Accessibility links

Breaking News

Ramaphosa Set to Save Seat


FILE: A general view of a ruling African National Congress (ANC) political party logo on a wall at the party headquarters in Johannesburg on December 1, 2022.
FILE: A general view of a ruling African National Congress (ANC) political party logo on a wall at the party headquarters in Johannesburg on December 1, 2022.

South Africa's ruling party went into a closely watched conference Friday that looks set to re-elect Cyril Ramaphosa as leader, despite a tarnishing cash-heist scandal.

Some 4,500 African National Congress (ANC) delegates sporting bright yellow and green T-shirts gathered at an events center near Johannesburg where they will vote for a new leader on Saturday.

The start of the conference was several hours behind schedule, but a party official said that, despite the delay, voting will be on time, and results will be released around five hours later.

Cyril Ramaphosa is bidding to retain the reins of the ANC as the storied party struggles with rifts and declining support after 28 years in power.

The party's majority in parliament means that it also has control over approving the national president.

Ramaphosa's clean-hands image has been dented by allegations he concealed a huge cash burglary at his farm rather than report the matter to the authorities.

Despite this, analysts say the 70-year-old leader remains on track to win the party leadership election, expected to take place among delegates on Saturday.

"The ANC needs Ramaphosa. He will win," said political writer Ralph Mathekga. "Even those who hate him need him to win."

A victory would secure him a ticket to a fresh term as president after the 2024 elections, if his party wins that vote.

On the eve of the conference former president Jacob Zuma announced he is suing Ramaphosa over a leaked medical report linked to a 1990s arms corruption trial.

But the lawsuit is unlikely to hamper Ramaphosa's chances of securing a second term as ANC leader.

Ramaphosa won a reprieve ahead of the conference when the ANC used its majority in parliament to block a possible impeachment inquiry.

He is leading the list of only two nominated presidential candidates so far and is seen to be the most viable in the absence of better options in the 110-year-old party.

Dodging the impeachment bullet "probably strengthened his bid to seek re-election" because it removed any "immediate uncertainty," said political analyst Susan Booysen.

His rival is his former health minister Zweli Mkhize, who has corruption allegations linked to Covid-19 funds hanging over his head.

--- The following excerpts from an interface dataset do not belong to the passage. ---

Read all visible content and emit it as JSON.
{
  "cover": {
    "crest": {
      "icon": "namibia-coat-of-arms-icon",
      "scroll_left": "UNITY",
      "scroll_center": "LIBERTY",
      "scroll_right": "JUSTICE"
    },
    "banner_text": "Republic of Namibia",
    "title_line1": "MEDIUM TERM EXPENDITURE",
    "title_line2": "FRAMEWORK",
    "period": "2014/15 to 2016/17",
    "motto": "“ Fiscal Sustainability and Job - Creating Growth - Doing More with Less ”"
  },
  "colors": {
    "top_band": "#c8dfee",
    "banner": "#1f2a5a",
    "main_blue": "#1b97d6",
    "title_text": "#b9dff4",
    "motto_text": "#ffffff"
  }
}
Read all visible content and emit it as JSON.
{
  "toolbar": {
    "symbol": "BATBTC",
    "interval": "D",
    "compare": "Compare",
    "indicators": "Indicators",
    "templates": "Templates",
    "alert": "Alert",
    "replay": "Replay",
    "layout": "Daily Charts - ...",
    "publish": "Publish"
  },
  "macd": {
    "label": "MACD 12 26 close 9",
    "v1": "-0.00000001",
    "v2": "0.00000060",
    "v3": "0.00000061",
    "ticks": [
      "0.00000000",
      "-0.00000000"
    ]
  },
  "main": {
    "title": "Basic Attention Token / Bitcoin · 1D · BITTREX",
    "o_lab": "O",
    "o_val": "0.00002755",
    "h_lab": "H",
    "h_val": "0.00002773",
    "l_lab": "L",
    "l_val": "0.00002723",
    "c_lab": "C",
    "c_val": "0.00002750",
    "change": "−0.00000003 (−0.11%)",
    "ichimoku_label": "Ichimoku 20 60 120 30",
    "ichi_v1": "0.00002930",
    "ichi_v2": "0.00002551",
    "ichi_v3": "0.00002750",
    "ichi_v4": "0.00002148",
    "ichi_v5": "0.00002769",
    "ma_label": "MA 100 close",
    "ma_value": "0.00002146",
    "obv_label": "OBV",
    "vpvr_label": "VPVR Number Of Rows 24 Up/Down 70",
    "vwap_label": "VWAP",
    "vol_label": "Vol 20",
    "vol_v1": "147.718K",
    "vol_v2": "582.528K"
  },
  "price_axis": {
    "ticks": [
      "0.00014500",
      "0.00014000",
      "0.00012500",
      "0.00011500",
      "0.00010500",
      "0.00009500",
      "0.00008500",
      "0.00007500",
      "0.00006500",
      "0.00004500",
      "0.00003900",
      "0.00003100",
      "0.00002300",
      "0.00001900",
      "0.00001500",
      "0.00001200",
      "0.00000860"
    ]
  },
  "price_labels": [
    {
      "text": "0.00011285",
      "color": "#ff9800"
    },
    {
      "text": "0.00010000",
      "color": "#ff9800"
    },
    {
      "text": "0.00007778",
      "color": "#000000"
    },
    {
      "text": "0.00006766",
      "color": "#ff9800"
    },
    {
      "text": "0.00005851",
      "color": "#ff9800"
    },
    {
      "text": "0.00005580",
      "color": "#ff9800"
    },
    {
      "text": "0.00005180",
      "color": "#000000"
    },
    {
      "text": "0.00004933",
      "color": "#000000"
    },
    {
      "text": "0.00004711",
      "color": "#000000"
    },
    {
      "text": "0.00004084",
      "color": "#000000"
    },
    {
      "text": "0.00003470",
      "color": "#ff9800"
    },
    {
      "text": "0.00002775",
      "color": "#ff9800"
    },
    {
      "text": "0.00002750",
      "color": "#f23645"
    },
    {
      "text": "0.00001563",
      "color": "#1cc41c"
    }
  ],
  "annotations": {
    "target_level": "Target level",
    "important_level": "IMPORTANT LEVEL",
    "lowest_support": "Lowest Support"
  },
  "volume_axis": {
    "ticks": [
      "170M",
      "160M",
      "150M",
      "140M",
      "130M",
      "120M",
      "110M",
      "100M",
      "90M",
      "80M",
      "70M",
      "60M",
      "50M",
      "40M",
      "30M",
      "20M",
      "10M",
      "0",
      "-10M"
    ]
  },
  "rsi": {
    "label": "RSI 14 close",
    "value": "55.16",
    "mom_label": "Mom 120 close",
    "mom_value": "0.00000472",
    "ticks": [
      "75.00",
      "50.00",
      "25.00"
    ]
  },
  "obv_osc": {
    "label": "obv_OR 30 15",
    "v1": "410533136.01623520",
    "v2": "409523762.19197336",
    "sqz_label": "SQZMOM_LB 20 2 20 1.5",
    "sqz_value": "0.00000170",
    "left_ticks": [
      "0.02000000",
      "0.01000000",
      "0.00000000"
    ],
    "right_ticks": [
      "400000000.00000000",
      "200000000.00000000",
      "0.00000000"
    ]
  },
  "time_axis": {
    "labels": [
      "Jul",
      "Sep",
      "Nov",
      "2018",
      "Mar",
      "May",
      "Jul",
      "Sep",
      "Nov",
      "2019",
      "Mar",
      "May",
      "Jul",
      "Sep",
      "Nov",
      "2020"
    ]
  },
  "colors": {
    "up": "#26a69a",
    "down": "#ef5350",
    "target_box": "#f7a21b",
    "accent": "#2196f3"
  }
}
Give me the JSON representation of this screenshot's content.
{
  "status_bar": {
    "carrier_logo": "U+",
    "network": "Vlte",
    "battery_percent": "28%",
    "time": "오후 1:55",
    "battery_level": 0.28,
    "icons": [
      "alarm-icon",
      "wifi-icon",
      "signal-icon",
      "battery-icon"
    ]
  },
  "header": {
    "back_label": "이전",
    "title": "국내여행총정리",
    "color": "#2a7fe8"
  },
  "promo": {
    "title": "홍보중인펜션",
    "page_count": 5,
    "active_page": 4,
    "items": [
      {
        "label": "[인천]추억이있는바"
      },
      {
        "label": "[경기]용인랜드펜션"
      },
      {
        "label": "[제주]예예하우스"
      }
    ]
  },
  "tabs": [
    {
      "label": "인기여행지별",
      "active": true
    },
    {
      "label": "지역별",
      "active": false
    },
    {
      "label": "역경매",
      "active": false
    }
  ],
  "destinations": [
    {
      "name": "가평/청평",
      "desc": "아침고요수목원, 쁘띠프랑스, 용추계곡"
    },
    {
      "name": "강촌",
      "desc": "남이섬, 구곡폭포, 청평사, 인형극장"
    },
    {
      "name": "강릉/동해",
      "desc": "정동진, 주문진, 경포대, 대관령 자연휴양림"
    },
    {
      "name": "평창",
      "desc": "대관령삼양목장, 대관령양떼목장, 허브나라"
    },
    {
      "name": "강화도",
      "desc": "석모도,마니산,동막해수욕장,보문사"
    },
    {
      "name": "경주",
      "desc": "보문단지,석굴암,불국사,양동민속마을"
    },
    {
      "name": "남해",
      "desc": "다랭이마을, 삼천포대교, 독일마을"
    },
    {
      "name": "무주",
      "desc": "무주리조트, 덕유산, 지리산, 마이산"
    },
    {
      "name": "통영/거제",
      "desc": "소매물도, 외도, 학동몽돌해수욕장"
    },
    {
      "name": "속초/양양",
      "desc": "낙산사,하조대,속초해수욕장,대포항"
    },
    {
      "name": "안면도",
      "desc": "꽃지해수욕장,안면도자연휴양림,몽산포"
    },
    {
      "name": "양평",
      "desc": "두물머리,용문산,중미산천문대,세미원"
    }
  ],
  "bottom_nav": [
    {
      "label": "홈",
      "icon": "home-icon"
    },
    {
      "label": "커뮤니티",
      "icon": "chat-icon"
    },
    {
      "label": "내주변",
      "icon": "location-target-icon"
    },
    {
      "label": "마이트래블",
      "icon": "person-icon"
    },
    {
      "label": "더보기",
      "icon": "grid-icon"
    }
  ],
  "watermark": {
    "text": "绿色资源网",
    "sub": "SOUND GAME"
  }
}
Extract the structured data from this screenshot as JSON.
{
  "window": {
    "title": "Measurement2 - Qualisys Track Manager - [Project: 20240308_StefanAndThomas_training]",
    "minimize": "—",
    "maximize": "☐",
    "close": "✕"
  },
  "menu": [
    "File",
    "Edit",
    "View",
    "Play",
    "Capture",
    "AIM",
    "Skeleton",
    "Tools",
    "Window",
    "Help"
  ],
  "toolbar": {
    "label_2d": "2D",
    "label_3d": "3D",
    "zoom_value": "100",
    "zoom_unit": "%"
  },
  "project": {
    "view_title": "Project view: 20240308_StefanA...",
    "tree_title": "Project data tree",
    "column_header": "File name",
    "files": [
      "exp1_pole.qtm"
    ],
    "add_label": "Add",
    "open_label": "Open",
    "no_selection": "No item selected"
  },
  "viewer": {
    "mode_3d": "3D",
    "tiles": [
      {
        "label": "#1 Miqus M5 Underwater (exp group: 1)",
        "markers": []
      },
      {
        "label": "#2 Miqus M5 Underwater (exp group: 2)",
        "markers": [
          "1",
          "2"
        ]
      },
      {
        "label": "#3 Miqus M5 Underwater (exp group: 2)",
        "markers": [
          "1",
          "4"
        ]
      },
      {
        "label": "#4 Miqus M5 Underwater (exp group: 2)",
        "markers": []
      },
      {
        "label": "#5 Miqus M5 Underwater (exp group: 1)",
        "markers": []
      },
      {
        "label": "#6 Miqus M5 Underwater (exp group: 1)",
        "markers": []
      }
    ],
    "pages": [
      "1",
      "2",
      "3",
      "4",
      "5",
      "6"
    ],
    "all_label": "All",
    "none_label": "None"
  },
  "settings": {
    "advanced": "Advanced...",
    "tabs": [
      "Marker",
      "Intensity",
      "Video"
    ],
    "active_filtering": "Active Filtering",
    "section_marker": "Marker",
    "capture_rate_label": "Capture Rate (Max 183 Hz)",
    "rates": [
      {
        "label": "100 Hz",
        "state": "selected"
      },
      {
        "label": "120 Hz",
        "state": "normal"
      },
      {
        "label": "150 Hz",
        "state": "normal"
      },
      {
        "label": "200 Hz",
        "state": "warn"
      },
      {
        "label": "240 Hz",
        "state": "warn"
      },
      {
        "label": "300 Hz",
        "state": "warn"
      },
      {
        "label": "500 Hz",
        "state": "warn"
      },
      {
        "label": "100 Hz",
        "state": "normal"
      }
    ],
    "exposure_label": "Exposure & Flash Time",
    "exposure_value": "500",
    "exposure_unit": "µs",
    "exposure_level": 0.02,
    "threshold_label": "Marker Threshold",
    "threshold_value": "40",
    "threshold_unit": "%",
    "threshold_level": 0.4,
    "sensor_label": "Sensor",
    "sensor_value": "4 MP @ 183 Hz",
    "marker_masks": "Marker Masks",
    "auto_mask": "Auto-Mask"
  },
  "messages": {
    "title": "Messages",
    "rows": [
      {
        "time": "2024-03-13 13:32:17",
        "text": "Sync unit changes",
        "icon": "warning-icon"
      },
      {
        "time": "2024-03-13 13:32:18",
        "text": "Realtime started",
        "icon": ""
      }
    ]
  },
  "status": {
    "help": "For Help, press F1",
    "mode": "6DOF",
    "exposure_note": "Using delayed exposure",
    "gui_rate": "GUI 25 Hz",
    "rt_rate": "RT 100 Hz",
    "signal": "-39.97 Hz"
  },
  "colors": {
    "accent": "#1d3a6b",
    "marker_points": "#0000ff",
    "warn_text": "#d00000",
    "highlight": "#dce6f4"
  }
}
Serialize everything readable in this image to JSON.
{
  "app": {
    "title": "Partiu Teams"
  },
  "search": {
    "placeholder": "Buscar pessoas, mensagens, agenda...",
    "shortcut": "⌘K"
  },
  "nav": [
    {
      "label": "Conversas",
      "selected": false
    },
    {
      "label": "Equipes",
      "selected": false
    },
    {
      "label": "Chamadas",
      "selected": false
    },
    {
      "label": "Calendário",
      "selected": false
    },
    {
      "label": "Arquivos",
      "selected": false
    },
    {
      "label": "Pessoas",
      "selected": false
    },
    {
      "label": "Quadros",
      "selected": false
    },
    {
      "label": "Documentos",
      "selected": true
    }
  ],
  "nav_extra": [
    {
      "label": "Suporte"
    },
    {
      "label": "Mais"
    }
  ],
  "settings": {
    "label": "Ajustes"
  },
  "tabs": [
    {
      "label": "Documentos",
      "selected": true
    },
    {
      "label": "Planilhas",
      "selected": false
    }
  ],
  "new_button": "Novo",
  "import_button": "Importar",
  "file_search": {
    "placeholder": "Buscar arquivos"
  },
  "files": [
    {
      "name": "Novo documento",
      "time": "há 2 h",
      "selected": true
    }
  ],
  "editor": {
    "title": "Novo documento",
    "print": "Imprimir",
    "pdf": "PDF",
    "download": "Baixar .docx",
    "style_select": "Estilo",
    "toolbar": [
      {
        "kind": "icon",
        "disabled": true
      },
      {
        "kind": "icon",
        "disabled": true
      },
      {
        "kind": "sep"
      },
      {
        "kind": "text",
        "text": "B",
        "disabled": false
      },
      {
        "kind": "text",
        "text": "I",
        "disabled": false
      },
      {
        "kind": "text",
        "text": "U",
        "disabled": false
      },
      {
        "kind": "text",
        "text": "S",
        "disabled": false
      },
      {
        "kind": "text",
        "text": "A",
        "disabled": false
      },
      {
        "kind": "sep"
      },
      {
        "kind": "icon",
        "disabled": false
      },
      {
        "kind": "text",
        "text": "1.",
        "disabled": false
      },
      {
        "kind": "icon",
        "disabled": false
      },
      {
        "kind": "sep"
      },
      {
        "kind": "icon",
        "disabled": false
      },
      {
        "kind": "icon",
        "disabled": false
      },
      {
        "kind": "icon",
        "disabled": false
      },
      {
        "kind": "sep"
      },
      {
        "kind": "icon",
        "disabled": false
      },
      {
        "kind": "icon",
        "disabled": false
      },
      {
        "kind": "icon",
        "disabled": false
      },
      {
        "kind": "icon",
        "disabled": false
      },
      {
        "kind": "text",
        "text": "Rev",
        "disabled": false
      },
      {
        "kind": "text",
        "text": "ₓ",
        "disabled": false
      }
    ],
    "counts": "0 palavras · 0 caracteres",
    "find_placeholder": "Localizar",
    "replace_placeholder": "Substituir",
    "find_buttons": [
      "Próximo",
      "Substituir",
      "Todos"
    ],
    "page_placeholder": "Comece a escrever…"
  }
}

"ANC members can be dishonest but they are not idiots -- they know that Zweli Mkhize is not a bankable star," said Mathekga, author of "The ANC's Last Decade."

Ramaphosa told a party fundraising dinner Thursday night that the conference was "a watershed moment" for the ANC and South Africa.

His government has had to "steer the ship through stormy and unexpectedly rough waters," he said after listing Covid, the riots, floods and Ukraine war-induced cost of living crisis.

The ANC has also experienced its own "turbulence", he admitted. The conference will "determine where South Africa goes not only the next five years but in the next decade and beyond that," he said.

This article was compiled with data from Reuters and Agence France-Presse.